Records for processing Start Marker
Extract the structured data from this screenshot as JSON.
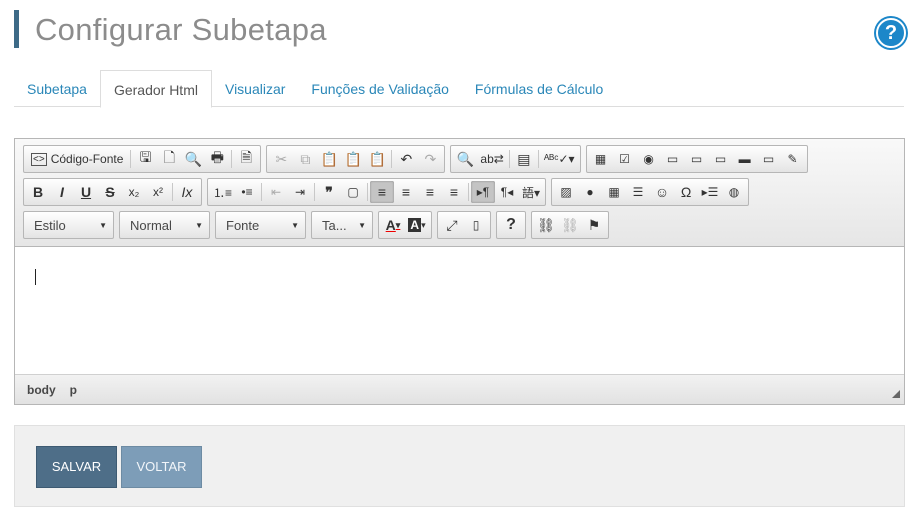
{
  "header": {
    "title": "Configurar Subetapa",
    "help_label": "?"
  },
  "tabs": [
    {
      "label": "Subetapa"
    },
    {
      "label": "Gerador Html"
    },
    {
      "label": "Visualizar"
    },
    {
      "label": "Funções de Validação"
    },
    {
      "label": "Fórmulas de Cálculo"
    }
  ],
  "active_tab": "Gerador Html",
  "editor": {
    "toolbar": {
      "source_label": "Código-Fonte",
      "format_button_labels": {
        "bold": "B",
        "italic": "I",
        "underline": "U",
        "strike": "S",
        "help": "?",
        "font_color": "A",
        "bg_color": "A"
      },
      "combos": {
        "style": "Estilo",
        "format": "Normal",
        "font": "Fonte",
        "size": "Ta..."
      }
    },
    "status": {
      "path": [
        "body",
        "p"
      ]
    }
  },
  "actions": {
    "save_label": "SALVAR",
    "back_label": "VOLTAR"
  },
  "colors": {
    "accent": "#3d6a87",
    "link": "#2a87b8",
    "help": "#1c87c9",
    "save": "#4e6e88",
    "back": "#7d9db8"
  }
}
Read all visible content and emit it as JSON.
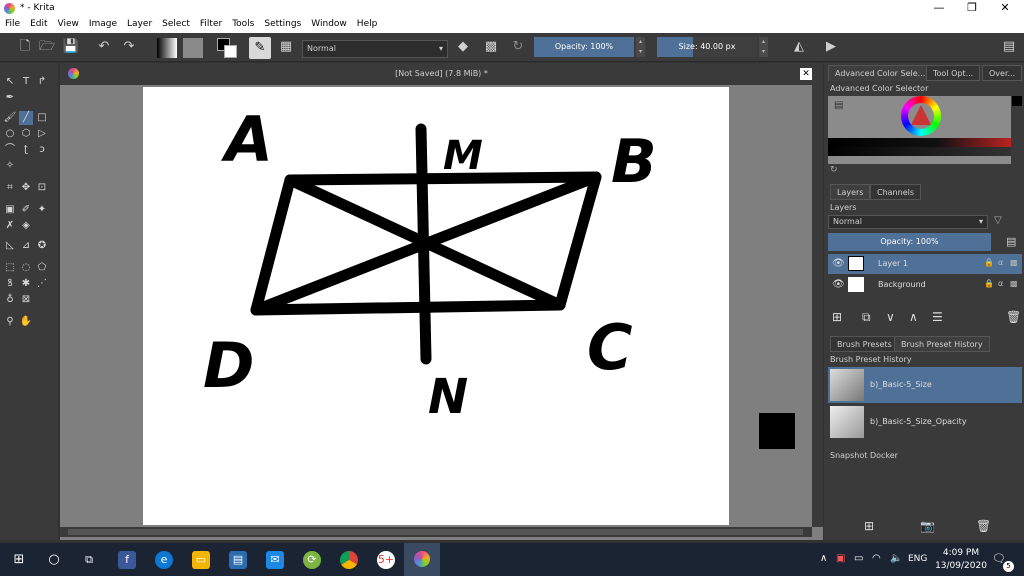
{
  "window": {
    "title": "* - Krita",
    "minimize": "—",
    "maximize": "❐",
    "close": "✕"
  },
  "menu": [
    "File",
    "Edit",
    "View",
    "Image",
    "Layer",
    "Select",
    "Filter",
    "Tools",
    "Settings",
    "Window",
    "Help"
  ],
  "toolbar": {
    "blend_mode": "Normal",
    "opacity": "Opacity: 100%",
    "size": "Size: 40.00 px"
  },
  "document": {
    "title": "[Not Saved]  (7.8 MiB) *"
  },
  "drawing": {
    "labels": {
      "a": "A",
      "b": "B",
      "c": "C",
      "d": "D",
      "m": "M",
      "n": "N"
    },
    "stroke_color": "#000000"
  },
  "docker": {
    "top_tabs": [
      "Advanced Color Sele...",
      "Tool Opt...",
      "Over..."
    ],
    "color_selector_title": "Advanced Color Selector",
    "layer_tabs": [
      "Layers",
      "Channels"
    ],
    "layers_title": "Layers",
    "layers_blend": "Normal",
    "layers_opacity": "Opacity:  100%",
    "layers": [
      {
        "name": "Layer 1",
        "selected": true
      },
      {
        "name": "Background",
        "selected": false
      }
    ],
    "brush_tabs": [
      "Brush Presets",
      "Brush Preset History"
    ],
    "brush_history_title": "Brush Preset History",
    "brush_history": [
      {
        "name": "b)_Basic-5_Size",
        "selected": true
      },
      {
        "name": "b)_Basic-5_Size_Opacity",
        "selected": false
      }
    ],
    "snapshot_title": "Snapshot Docker"
  },
  "taskbar": {
    "language": "ENG",
    "time": "4:09 PM",
    "date": "13/09/2020",
    "notification_count": "5"
  },
  "colors": {
    "accent": "#4f7197",
    "background": "#3a3a3a",
    "canvas_bg": "#7f7f7f",
    "taskbar": "#1a2433"
  }
}
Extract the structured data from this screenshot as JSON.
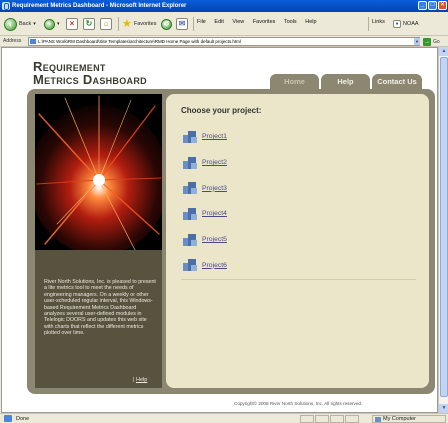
{
  "window": {
    "title": "Requirement Metrics Dashboard - Microsoft Internet Explorer",
    "controls": [
      "_",
      "□",
      "×"
    ]
  },
  "toolbar": {
    "back_label": "Back",
    "favorites_label": "Favorites",
    "menu": [
      "File",
      "Edit",
      "View",
      "Favorites",
      "Tools",
      "Help"
    ],
    "links_label": "Links",
    "noaa_label": "NOAA"
  },
  "address": {
    "label": "Address",
    "url": "L:\\PANS Work\\RM Dashboard\\Site Templates\\architecture\\RMD Home Page with default projects.html",
    "go_label": "Go"
  },
  "site": {
    "title_line1": "Requirement",
    "title_line2": "Metrics Dashboard",
    "tabs": [
      {
        "label": "Home",
        "active": true
      },
      {
        "label": "Help",
        "active": false
      },
      {
        "label": "Contact Us",
        "active": false
      }
    ],
    "blurb": "River North Solutions, Inc. is pleased to present a lite metrics tool to meet the needs of engineering managers. On a weekly or other user-scheduled regular interval, this Windows-based Requirement Metrics Dashboard analyzes several user-defined modules in Telelogic DOORS and updates this web site with charts that reflect the different metrics plotted over time.",
    "left_help_prefix": "|",
    "left_help_link": "Help",
    "choose_label": "Choose your project:",
    "projects": [
      "Project1",
      "Project2",
      "Project3",
      "Project4",
      "Project5",
      "Project6"
    ],
    "copyright": "Copyright© 2008 River North Solutions, Inc. All rights reserved."
  },
  "statusbar": {
    "text": "Done",
    "zone": "My Computer"
  },
  "colors": {
    "title_bar": "#0342b4",
    "frame": "#8c8771",
    "left_column": "#57533f",
    "content_panel": "#ebe6c9",
    "link": "#4a4a80"
  }
}
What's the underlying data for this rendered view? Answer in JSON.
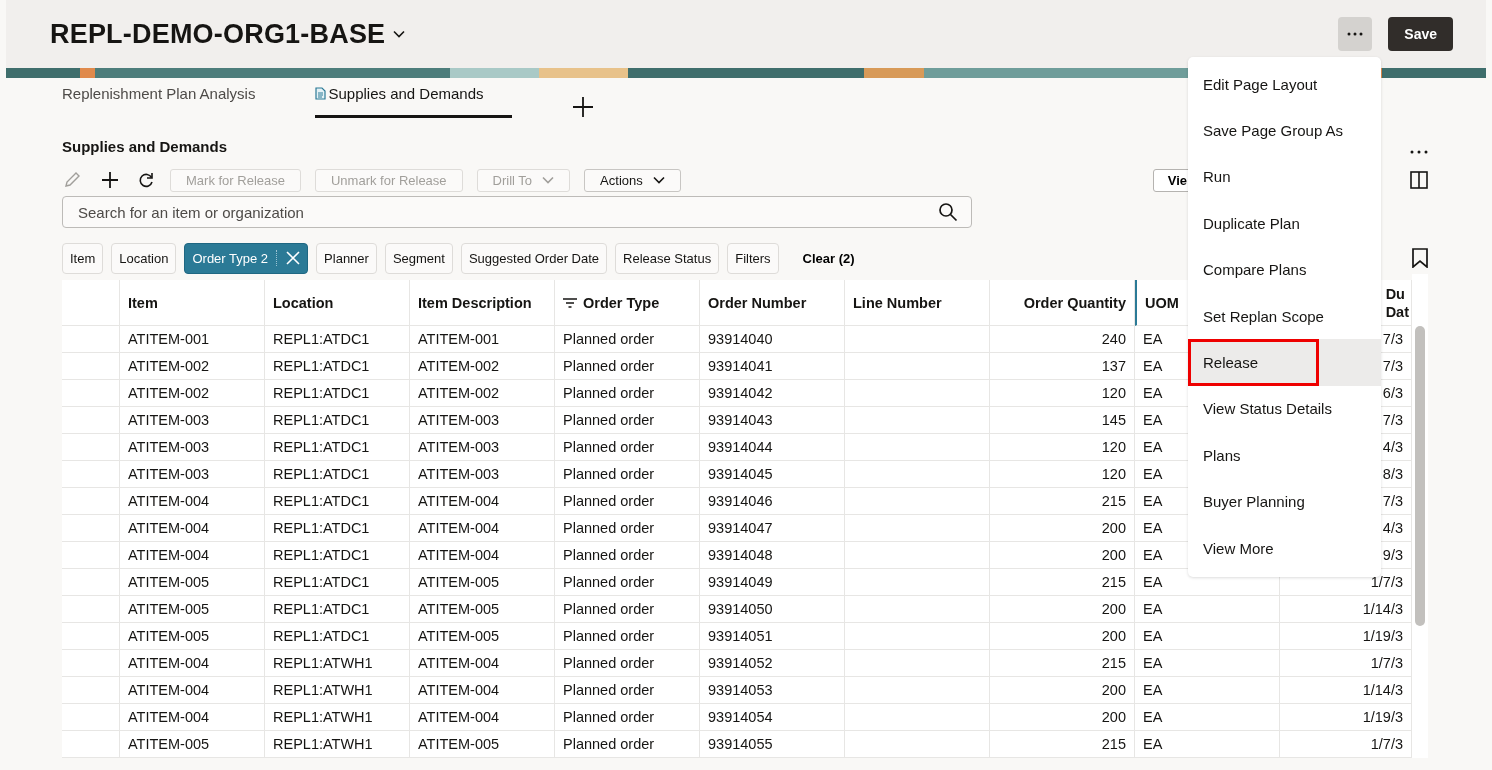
{
  "header": {
    "title": "REPL-DEMO-ORG1-BASE",
    "save_label": "Save"
  },
  "tabs": [
    {
      "label": "Replenishment Plan Analysis",
      "selected": false,
      "kind": "plain"
    },
    {
      "label": "Supplies and Demands",
      "selected": true,
      "kind": "document"
    }
  ],
  "section_title": "Supplies and Demands",
  "toolbar": {
    "buttons": [
      {
        "label": "Mark for Release",
        "disabled": true,
        "kind": "plain"
      },
      {
        "label": "Unmark for Release",
        "disabled": true,
        "kind": "plain"
      },
      {
        "label": "Drill To",
        "disabled": true,
        "kind": "dropdown"
      },
      {
        "label": "Actions",
        "disabled": false,
        "kind": "dropdown"
      }
    ],
    "view_button": "Vie"
  },
  "search": {
    "placeholder": "Search for an item or organization"
  },
  "filters": [
    {
      "label": "Item",
      "selected": false
    },
    {
      "label": "Location",
      "selected": false
    },
    {
      "label": "Order Type 2",
      "selected": true
    },
    {
      "label": "Planner",
      "selected": false
    },
    {
      "label": "Segment",
      "selected": false
    },
    {
      "label": "Suggested Order Date",
      "selected": false
    },
    {
      "label": "Release Status",
      "selected": false
    },
    {
      "label": "Filters",
      "selected": false
    }
  ],
  "clear_filters": "Clear (2)",
  "table": {
    "columns": [
      {
        "label": "Item",
        "kind": "text"
      },
      {
        "label": "Location",
        "kind": "text"
      },
      {
        "label": "Item Description",
        "kind": "text"
      },
      {
        "label": "Order Type",
        "kind": "filtered"
      },
      {
        "label": "Order Number",
        "kind": "text"
      },
      {
        "label": "Line Number",
        "kind": "text"
      },
      {
        "label": "Order Quantity",
        "kind": "number"
      },
      {
        "label": "UOM",
        "kind": "marked"
      },
      {
        "label": "Du\nDat",
        "kind": "date"
      }
    ],
    "rows": [
      [
        "ATITEM-001",
        "REPL1:ATDC1",
        "ATITEM-001",
        "Planned order",
        "93914040",
        "",
        "240",
        "EA",
        "7/3"
      ],
      [
        "ATITEM-002",
        "REPL1:ATDC1",
        "ATITEM-002",
        "Planned order",
        "93914041",
        "",
        "137",
        "EA",
        "7/3"
      ],
      [
        "ATITEM-002",
        "REPL1:ATDC1",
        "ATITEM-002",
        "Planned order",
        "93914042",
        "",
        "120",
        "EA",
        "6/3"
      ],
      [
        "ATITEM-003",
        "REPL1:ATDC1",
        "ATITEM-003",
        "Planned order",
        "93914043",
        "",
        "145",
        "EA",
        "7/3"
      ],
      [
        "ATITEM-003",
        "REPL1:ATDC1",
        "ATITEM-003",
        "Planned order",
        "93914044",
        "",
        "120",
        "EA",
        "4/3"
      ],
      [
        "ATITEM-003",
        "REPL1:ATDC1",
        "ATITEM-003",
        "Planned order",
        "93914045",
        "",
        "120",
        "EA",
        "8/3"
      ],
      [
        "ATITEM-004",
        "REPL1:ATDC1",
        "ATITEM-004",
        "Planned order",
        "93914046",
        "",
        "215",
        "EA",
        "7/3"
      ],
      [
        "ATITEM-004",
        "REPL1:ATDC1",
        "ATITEM-004",
        "Planned order",
        "93914047",
        "",
        "200",
        "EA",
        "4/3"
      ],
      [
        "ATITEM-004",
        "REPL1:ATDC1",
        "ATITEM-004",
        "Planned order",
        "93914048",
        "",
        "200",
        "EA",
        "9/3"
      ],
      [
        "ATITEM-005",
        "REPL1:ATDC1",
        "ATITEM-005",
        "Planned order",
        "93914049",
        "",
        "215",
        "EA",
        "1/7/3"
      ],
      [
        "ATITEM-005",
        "REPL1:ATDC1",
        "ATITEM-005",
        "Planned order",
        "93914050",
        "",
        "200",
        "EA",
        "1/14/3"
      ],
      [
        "ATITEM-005",
        "REPL1:ATDC1",
        "ATITEM-005",
        "Planned order",
        "93914051",
        "",
        "200",
        "EA",
        "1/19/3"
      ],
      [
        "ATITEM-004",
        "REPL1:ATWH1",
        "ATITEM-004",
        "Planned order",
        "93914052",
        "",
        "215",
        "EA",
        "1/7/3"
      ],
      [
        "ATITEM-004",
        "REPL1:ATWH1",
        "ATITEM-004",
        "Planned order",
        "93914053",
        "",
        "200",
        "EA",
        "1/14/3"
      ],
      [
        "ATITEM-004",
        "REPL1:ATWH1",
        "ATITEM-004",
        "Planned order",
        "93914054",
        "",
        "200",
        "EA",
        "1/19/3"
      ],
      [
        "ATITEM-005",
        "REPL1:ATWH1",
        "ATITEM-005",
        "Planned order",
        "93914055",
        "",
        "215",
        "EA",
        "1/7/3"
      ]
    ]
  },
  "menu": {
    "items": [
      {
        "label": "Edit Page Layout",
        "selected": false
      },
      {
        "label": "Save Page Group As",
        "selected": false
      },
      {
        "label": "Run",
        "selected": false
      },
      {
        "label": "Duplicate Plan",
        "selected": false
      },
      {
        "label": "Compare Plans",
        "selected": false
      },
      {
        "label": "Set Replan Scope",
        "selected": false
      },
      {
        "label": "Release",
        "selected": true
      },
      {
        "label": "View Status Details",
        "selected": false
      },
      {
        "label": "Plans",
        "selected": false
      },
      {
        "label": "Buyer Planning",
        "selected": false
      },
      {
        "label": "View More",
        "selected": false
      }
    ]
  }
}
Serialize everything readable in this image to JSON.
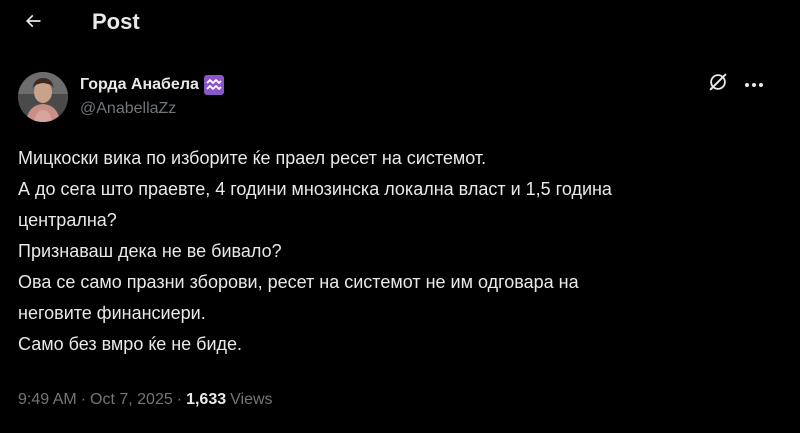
{
  "header": {
    "title": "Post"
  },
  "author": {
    "display_name": "Горда Анабела",
    "badge_icon": "aquarius-sign-icon",
    "badge_color": "#8a56c9",
    "handle": "@AnabellaZz"
  },
  "actions": {
    "grok_icon": "grok-icon",
    "more_icon": "more-horizontal-icon"
  },
  "post": {
    "lines": [
      "Мицкоски вика по изборите ќе праел ресет на системот.",
      "А до сега што праевте, 4 години мнозинска локална власт и 1,5 година",
      "централна?",
      "Признаваш дека не ве бивало?",
      "Ова се само празни зборови, ресет на системот не им одговара на",
      "неговите финансиери.",
      "Само без вмро ќе не биде."
    ]
  },
  "meta": {
    "time": "9:49 AM",
    "separator": "·",
    "date": "Oct 7, 2025",
    "views_count": "1,633",
    "views_label": "Views"
  },
  "colors": {
    "background": "#000000",
    "primary_text": "#e7e9ea",
    "secondary_text": "#71767b"
  }
}
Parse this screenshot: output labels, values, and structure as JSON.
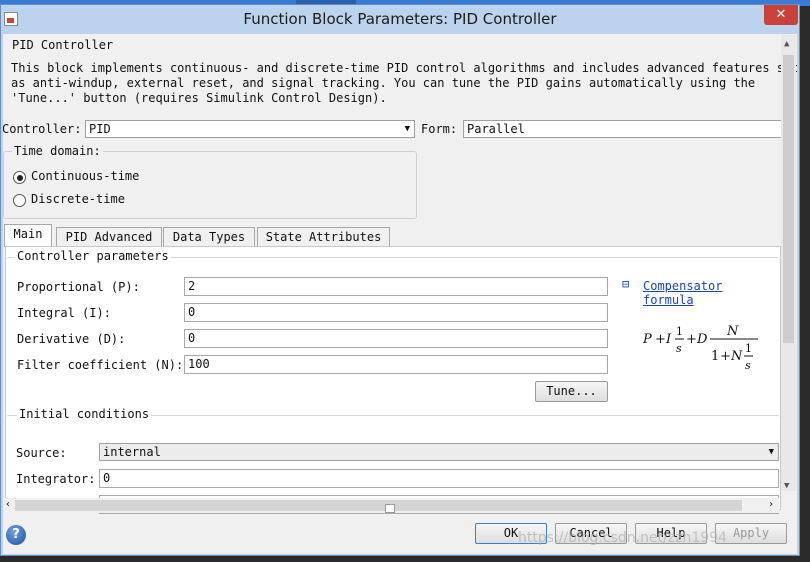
{
  "window": {
    "title": "Function Block Parameters: PID Controller",
    "close_glyph": "✕"
  },
  "description": {
    "title": "PID Controller",
    "text": "This block implements continuous- and discrete-time PID control algorithms and includes advanced features such\nas anti-windup, external reset, and signal tracking. You can tune the PID gains automatically using the\n'Tune...' button (requires Simulink Control Design)."
  },
  "controller": {
    "label": "Controller:",
    "value": "PID"
  },
  "form": {
    "label": "Form:",
    "value": "Parallel"
  },
  "time_domain": {
    "title": "Time domain:",
    "options": [
      "Continuous-time",
      "Discrete-time"
    ],
    "selected": "Continuous-time"
  },
  "tabs": [
    "Main",
    "PID Advanced",
    "Data Types",
    "State Attributes"
  ],
  "active_tab": "Main",
  "controller_params": {
    "title": "Controller parameters",
    "fields": [
      {
        "label": "Proportional (P):",
        "value": "2"
      },
      {
        "label": "Integral (I):",
        "value": "0"
      },
      {
        "label": "Derivative (D):",
        "value": "0"
      },
      {
        "label": "Filter coefficient (N):",
        "value": "100"
      }
    ],
    "compensator_toggle": "⊟",
    "compensator_link": "Compensator formula",
    "tune_button": "Tune..."
  },
  "initial_conditions": {
    "title": "Initial conditions",
    "source_label": "Source:",
    "source_value": "internal",
    "integrator_label": "Integrator:",
    "integrator_value": "0"
  },
  "buttons": {
    "ok": "OK",
    "cancel": "Cancel",
    "help": "Help",
    "apply": "Apply"
  },
  "help_icon_glyph": "?",
  "watermark": "https://blog.csdn.net/zzh1994"
}
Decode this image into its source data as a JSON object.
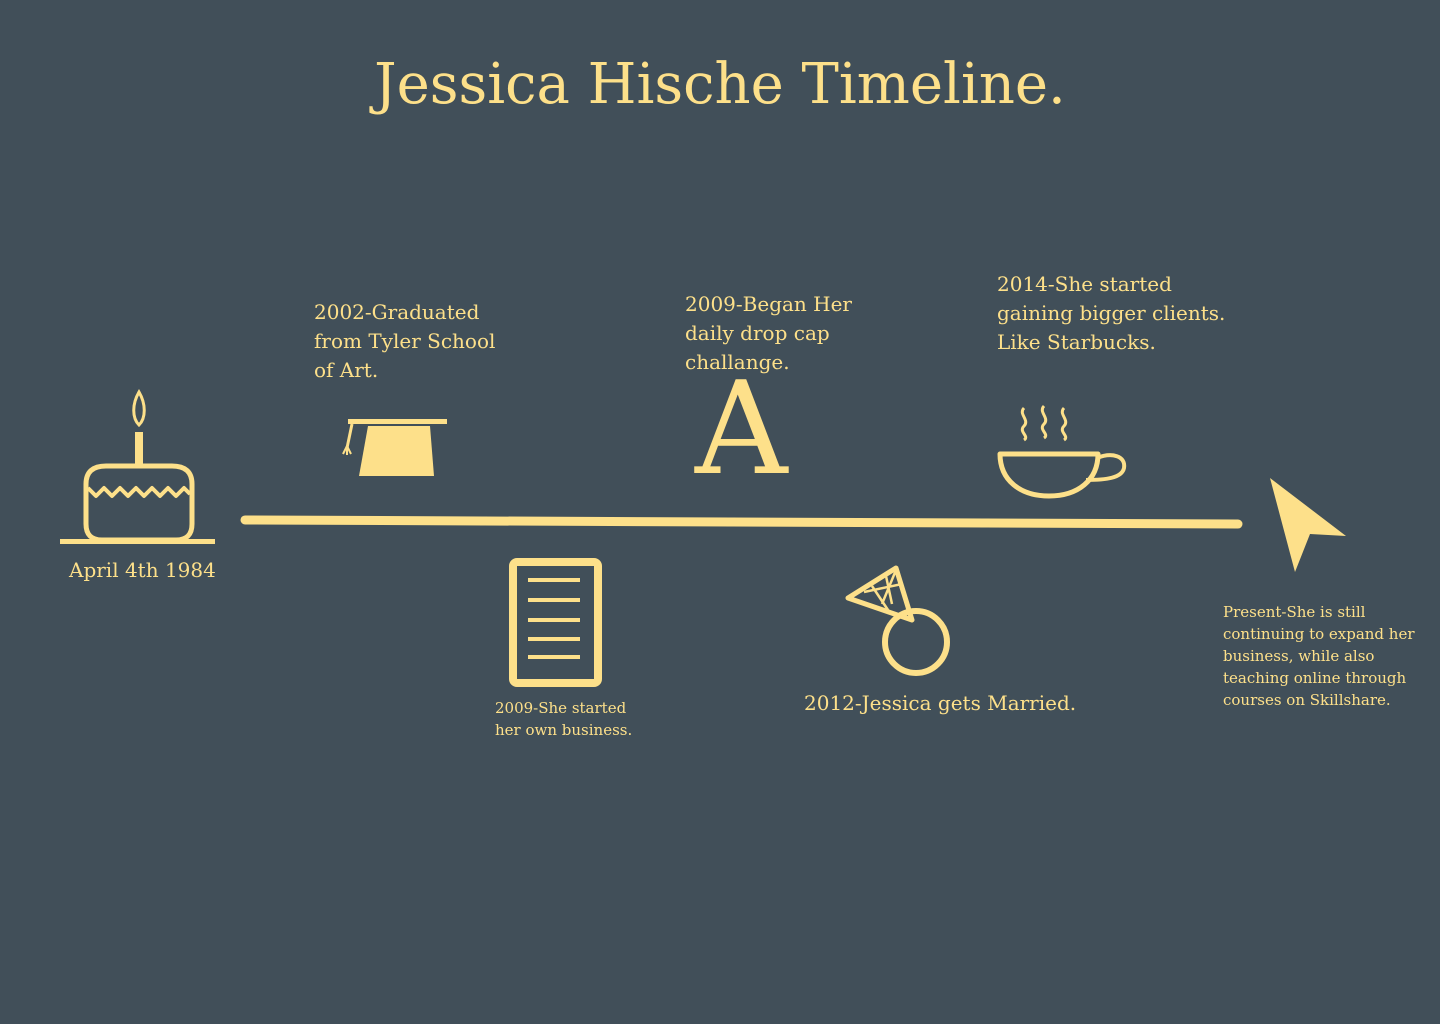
{
  "title": "Jessica Hische Timeline.",
  "colors": {
    "background": "#414f59",
    "accent": "#fde08a"
  },
  "events": {
    "birth": {
      "icon": "birthday-cake-icon",
      "text": "April 4th 1984"
    },
    "graduation": {
      "icon": "graduation-cap-icon",
      "text": "2002-Graduated\nfrom Tyler School\nof Art."
    },
    "business": {
      "icon": "document-icon",
      "text": "2009-She started\nher own business."
    },
    "drop_cap": {
      "icon": "drop-cap-letter-icon",
      "letter": "A",
      "text": "2009-Began Her\ndaily drop cap\nchallange."
    },
    "married": {
      "icon": "diamond-ring-icon",
      "text": "2012-Jessica gets Married."
    },
    "clients": {
      "icon": "coffee-cup-icon",
      "text": "2014-She started\ngaining bigger clients.\nLike Starbucks."
    },
    "present": {
      "icon": "cursor-arrow-icon",
      "text": "Present-She is still\ncontinuing to expand her\nbusiness, while also\nteaching online through\ncourses on Skillshare."
    }
  }
}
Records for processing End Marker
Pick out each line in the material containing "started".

■ **Written solution**
      "text": "2009-She started\nher own business."
      "text": "2014-She started\ngaining bigger clients.\nLike Starbucks."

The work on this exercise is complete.